Industrialist Andrew Carnegie had amassed a staggering fortune so large that it was actually a great challenge to give it away. At his zenith, around the turn of the last century, his net worth in 2019 inflation adjusted dollars was over a third of a trillion. But he much preferred to be remembered as a great philanthropist. It turned out that he was as good at philanthropy as he was in building wealth.
Carnegie wanted to make a lasting impact on society. Western New York is home to one of 2,500 libraries funded by Carnegie. Built in 1903 in North Tonawanda – known as the “lumber city” – the library had a capacity of 18,000 books. A beautiful skylight provided natural light, while newfangled electric candles illuminated the pages for evening patrons. It was the center of civic pride, serving the public for over 70 years as a library.

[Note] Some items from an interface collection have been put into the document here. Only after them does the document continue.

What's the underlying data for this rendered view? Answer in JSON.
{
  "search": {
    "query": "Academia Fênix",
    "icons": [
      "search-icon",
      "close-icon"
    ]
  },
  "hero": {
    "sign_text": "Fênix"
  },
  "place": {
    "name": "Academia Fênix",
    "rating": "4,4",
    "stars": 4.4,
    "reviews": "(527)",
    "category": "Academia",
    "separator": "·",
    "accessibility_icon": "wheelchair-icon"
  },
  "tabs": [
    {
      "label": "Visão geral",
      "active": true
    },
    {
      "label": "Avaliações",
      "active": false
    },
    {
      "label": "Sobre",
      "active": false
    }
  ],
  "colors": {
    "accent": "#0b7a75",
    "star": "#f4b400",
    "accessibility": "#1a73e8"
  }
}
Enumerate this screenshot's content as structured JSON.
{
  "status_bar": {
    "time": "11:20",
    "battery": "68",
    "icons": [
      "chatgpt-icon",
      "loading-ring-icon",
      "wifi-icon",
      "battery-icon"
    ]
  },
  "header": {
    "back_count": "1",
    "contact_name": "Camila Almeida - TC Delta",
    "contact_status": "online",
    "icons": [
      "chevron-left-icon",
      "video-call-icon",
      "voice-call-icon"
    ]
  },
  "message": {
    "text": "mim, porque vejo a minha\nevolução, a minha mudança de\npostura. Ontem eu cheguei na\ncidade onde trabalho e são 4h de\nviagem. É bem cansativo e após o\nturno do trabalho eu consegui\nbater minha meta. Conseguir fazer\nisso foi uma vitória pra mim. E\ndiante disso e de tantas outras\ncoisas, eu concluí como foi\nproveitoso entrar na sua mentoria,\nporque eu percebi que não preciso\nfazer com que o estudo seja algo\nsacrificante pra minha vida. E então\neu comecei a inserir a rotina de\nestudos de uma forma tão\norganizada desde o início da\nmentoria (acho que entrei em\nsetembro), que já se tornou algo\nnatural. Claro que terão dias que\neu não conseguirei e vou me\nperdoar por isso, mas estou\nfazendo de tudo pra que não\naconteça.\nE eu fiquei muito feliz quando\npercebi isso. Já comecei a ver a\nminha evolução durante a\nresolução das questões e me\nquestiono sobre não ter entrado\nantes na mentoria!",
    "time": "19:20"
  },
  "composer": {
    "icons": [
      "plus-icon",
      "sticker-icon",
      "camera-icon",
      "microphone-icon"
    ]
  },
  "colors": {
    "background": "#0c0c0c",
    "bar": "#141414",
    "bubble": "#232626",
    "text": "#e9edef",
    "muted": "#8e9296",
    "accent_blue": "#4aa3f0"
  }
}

Listed on the state and national register of historic sites, the library has changed its focus with a new moniker: The Carnegie Art Center. Innumerable volunteers and dedicated board members have transformed it into a regional jewel, with programming to meet the needs of the local community and beyond.
Throughout the year, there are numerous art exhibits, craft shows, musical events, educational seminars, children’s activities, and much more. One of the favorite events is the art off-the-wall auction, featuring several hundred original works of art by amateurs and professionals.
On Thursday, February 7, 6-8pm, The Carnegie Art Center presents a solo exhibit of artist Malcolm Bonney. 240 Goundry Street, North Tonawanda, NY 14120.
Live music will be performed by guitarist Drew Azzinaro. East Aurora Brewery will feature their local craft beers, hard ciders and wine.
Free admission. See Facebook event.
Thank you, Andrew. Thank you very much.
Lead image courtesy The Carnegie Arts Center